#### What you should do:
Search the data for the word "this" and copy out every line that has it.

Data about app and page elements:
--

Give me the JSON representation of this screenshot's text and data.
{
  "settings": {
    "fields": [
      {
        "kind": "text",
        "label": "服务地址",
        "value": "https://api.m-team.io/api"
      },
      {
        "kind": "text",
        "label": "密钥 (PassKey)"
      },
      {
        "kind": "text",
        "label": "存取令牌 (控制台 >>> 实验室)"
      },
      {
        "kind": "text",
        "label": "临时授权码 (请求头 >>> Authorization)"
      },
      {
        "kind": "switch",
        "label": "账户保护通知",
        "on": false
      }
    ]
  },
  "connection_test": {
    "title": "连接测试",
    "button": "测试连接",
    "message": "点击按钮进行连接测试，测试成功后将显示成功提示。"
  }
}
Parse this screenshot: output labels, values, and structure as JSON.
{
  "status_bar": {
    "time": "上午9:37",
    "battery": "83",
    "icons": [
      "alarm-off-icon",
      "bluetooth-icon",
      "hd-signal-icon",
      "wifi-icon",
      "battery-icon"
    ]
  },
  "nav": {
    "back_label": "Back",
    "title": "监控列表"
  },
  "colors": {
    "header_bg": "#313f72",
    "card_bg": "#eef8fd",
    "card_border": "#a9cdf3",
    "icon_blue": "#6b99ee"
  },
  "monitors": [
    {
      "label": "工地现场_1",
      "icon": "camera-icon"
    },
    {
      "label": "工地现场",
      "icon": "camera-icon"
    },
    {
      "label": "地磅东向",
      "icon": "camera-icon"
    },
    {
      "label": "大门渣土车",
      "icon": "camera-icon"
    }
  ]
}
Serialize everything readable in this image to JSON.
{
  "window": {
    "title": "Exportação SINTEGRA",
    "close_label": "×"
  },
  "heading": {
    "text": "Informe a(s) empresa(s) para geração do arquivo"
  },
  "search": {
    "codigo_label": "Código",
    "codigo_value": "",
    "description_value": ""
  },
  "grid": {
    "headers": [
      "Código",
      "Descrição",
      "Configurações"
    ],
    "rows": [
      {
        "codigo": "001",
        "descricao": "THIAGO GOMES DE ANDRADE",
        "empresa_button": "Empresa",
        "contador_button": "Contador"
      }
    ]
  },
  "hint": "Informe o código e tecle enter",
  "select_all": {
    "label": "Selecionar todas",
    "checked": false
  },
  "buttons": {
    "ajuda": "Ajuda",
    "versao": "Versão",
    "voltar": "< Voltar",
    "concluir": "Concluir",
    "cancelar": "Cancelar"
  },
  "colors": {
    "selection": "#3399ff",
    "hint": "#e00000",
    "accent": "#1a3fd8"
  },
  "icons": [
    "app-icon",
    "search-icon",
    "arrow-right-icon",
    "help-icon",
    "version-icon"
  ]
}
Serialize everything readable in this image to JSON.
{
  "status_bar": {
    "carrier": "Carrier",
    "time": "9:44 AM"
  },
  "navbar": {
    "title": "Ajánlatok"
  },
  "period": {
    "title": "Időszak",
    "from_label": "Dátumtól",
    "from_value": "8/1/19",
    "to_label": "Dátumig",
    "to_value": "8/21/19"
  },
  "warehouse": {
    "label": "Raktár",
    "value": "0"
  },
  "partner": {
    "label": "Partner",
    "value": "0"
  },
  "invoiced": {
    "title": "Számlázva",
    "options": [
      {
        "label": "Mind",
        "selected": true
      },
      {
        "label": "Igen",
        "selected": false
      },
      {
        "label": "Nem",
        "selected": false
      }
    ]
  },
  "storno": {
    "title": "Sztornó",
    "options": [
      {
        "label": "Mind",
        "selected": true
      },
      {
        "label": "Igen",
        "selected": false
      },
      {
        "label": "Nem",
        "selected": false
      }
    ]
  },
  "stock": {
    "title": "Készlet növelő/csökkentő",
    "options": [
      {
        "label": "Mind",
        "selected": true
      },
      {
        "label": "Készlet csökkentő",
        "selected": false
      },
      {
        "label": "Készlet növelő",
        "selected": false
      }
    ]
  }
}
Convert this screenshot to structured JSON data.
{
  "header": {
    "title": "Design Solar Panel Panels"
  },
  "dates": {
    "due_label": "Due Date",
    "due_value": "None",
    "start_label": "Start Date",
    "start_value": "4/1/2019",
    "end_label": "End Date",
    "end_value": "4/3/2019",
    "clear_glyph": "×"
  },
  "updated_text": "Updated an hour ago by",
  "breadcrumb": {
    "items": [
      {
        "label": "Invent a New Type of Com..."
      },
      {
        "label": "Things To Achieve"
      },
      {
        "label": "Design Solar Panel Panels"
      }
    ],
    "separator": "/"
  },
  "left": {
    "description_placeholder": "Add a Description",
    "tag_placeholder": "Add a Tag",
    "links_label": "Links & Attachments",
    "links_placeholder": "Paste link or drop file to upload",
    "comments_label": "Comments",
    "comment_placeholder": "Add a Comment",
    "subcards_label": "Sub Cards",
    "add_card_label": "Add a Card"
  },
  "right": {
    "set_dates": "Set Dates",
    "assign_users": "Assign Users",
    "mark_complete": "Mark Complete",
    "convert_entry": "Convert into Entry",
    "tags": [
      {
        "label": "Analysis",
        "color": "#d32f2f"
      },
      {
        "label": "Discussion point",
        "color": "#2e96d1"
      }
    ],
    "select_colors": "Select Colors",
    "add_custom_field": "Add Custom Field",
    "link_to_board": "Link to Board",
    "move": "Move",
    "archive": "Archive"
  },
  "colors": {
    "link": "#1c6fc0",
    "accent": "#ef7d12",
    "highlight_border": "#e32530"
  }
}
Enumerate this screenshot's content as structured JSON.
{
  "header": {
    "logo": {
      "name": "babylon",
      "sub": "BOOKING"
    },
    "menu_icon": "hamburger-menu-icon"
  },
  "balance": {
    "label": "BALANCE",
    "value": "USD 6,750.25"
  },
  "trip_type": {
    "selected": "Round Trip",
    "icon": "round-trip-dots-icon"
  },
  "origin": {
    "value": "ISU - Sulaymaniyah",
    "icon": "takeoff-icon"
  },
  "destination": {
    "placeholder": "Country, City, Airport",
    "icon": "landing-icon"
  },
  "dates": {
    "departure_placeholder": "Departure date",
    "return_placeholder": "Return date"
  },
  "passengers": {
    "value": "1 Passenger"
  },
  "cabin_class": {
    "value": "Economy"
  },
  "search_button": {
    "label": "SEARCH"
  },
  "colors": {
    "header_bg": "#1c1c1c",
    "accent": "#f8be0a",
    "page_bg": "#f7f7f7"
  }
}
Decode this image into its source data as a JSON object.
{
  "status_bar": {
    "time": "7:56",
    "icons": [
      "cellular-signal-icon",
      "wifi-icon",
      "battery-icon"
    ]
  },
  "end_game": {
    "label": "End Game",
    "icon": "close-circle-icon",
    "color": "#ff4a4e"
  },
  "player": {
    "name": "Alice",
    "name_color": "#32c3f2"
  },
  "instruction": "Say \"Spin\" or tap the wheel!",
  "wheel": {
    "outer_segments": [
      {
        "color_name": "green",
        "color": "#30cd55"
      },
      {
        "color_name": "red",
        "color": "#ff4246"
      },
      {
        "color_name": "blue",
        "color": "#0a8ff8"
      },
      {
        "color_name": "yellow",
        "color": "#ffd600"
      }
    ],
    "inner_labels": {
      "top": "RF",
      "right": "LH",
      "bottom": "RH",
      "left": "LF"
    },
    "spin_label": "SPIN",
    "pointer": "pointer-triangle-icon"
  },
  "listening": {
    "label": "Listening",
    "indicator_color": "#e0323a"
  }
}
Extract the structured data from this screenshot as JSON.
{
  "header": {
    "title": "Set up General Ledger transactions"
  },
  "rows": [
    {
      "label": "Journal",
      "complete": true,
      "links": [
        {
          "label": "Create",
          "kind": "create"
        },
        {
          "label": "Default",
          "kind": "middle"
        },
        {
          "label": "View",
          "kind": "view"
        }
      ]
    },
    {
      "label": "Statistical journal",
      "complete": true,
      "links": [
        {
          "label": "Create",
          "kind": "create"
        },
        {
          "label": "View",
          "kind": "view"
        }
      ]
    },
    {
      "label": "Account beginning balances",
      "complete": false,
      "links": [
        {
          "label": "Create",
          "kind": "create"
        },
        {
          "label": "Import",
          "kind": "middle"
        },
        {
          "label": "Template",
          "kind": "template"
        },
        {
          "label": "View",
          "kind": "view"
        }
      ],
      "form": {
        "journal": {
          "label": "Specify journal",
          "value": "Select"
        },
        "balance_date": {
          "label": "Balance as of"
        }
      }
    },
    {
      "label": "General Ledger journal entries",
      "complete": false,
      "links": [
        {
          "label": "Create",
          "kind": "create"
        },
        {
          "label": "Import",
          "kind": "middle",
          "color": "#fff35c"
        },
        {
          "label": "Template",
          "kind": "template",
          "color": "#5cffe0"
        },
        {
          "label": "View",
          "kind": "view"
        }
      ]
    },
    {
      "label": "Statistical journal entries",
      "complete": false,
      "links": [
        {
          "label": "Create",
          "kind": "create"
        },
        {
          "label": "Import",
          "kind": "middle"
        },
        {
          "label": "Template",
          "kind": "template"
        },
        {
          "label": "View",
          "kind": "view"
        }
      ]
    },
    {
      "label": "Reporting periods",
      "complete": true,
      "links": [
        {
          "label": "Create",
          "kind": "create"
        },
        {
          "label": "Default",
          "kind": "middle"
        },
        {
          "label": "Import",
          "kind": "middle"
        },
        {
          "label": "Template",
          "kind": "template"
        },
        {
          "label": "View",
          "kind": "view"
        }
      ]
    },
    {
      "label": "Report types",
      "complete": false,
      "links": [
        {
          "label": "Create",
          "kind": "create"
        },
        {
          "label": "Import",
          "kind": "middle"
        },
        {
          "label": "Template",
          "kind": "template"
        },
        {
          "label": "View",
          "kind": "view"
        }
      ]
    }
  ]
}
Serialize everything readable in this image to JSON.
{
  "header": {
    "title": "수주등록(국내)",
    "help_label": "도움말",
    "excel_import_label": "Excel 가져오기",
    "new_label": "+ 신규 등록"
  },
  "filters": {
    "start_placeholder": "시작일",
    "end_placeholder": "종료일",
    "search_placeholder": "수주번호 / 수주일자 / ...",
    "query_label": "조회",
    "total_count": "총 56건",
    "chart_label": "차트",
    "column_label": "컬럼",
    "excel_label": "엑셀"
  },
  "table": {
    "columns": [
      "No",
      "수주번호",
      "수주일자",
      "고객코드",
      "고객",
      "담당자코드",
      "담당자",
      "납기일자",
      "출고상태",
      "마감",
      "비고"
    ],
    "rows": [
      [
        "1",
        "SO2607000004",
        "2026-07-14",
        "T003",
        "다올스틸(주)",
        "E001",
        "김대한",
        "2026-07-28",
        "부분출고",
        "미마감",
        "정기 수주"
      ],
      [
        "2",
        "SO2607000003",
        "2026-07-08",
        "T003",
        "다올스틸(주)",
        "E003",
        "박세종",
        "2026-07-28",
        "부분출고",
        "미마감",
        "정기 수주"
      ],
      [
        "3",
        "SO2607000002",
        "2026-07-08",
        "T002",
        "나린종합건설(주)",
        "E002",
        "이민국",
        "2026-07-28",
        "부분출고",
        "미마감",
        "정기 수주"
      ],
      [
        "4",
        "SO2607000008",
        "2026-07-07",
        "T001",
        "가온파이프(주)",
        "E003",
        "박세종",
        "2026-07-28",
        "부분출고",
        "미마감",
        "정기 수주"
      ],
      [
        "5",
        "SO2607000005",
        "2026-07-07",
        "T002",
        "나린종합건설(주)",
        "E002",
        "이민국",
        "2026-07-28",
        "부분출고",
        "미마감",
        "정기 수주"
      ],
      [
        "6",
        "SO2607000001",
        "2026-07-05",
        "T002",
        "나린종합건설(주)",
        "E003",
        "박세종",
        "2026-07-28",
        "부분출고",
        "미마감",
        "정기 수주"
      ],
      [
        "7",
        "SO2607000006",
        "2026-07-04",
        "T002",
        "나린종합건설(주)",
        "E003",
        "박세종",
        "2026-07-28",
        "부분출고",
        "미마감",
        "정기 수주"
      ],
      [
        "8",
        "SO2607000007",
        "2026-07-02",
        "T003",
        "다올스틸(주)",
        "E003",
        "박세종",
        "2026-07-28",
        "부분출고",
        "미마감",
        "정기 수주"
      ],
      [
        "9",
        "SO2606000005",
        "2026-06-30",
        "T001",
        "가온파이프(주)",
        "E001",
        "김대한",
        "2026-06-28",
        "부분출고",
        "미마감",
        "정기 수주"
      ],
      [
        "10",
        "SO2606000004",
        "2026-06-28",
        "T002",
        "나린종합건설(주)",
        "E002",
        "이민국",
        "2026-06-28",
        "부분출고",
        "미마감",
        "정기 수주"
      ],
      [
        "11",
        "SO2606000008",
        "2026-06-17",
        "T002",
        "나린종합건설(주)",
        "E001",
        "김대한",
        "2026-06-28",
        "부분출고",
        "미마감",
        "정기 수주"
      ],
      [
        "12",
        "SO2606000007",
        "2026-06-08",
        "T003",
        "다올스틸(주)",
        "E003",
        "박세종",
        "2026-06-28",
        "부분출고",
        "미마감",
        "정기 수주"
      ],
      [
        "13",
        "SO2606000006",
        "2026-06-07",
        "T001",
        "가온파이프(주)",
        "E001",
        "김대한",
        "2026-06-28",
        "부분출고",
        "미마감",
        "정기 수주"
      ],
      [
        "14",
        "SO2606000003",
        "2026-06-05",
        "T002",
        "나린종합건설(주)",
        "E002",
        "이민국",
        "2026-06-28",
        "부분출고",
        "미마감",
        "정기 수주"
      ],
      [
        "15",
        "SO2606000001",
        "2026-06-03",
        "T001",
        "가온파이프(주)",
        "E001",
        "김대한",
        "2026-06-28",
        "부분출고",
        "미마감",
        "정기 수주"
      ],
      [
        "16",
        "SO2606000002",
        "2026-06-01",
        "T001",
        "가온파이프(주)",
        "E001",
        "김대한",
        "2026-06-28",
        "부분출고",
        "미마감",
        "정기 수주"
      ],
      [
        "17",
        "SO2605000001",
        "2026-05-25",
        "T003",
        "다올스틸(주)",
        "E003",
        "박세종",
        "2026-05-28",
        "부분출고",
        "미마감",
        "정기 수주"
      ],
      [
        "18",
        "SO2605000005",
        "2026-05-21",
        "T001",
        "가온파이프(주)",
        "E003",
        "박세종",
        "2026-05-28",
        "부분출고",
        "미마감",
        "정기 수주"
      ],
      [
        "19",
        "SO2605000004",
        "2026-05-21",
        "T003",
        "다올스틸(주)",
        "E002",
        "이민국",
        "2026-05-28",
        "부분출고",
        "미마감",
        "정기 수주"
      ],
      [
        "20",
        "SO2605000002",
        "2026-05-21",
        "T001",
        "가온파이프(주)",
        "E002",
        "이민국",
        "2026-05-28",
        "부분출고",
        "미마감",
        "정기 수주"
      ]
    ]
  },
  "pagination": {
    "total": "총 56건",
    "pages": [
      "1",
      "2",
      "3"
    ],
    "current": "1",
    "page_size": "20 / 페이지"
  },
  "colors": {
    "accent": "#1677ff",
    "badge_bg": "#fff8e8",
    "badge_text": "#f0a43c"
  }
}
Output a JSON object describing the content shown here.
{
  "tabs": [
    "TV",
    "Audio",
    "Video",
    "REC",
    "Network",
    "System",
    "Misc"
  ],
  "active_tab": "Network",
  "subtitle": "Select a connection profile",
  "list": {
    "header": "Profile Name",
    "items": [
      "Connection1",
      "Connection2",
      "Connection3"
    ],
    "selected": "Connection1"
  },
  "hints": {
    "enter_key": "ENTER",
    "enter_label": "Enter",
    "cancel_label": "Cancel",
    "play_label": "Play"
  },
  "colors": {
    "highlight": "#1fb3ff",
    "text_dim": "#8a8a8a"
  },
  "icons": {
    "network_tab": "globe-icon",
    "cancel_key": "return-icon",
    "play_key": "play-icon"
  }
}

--

#### Exercise result:
Give me the JSON representation of this screenshot's text and data.
Parse this screenshot: output labels, values, and structure as JSON.
Serialize everything readable in this image to JSON.
Serialize everything readable in this image to JSON.
Convert this screenshot to structured JSON data.
Enumerate this screenshot's content as structured JSON.
Decode this image into its source data as a JSON object.
Extract the structured data from this screenshot as JSON.
Serialize everything readable in this image to JSON.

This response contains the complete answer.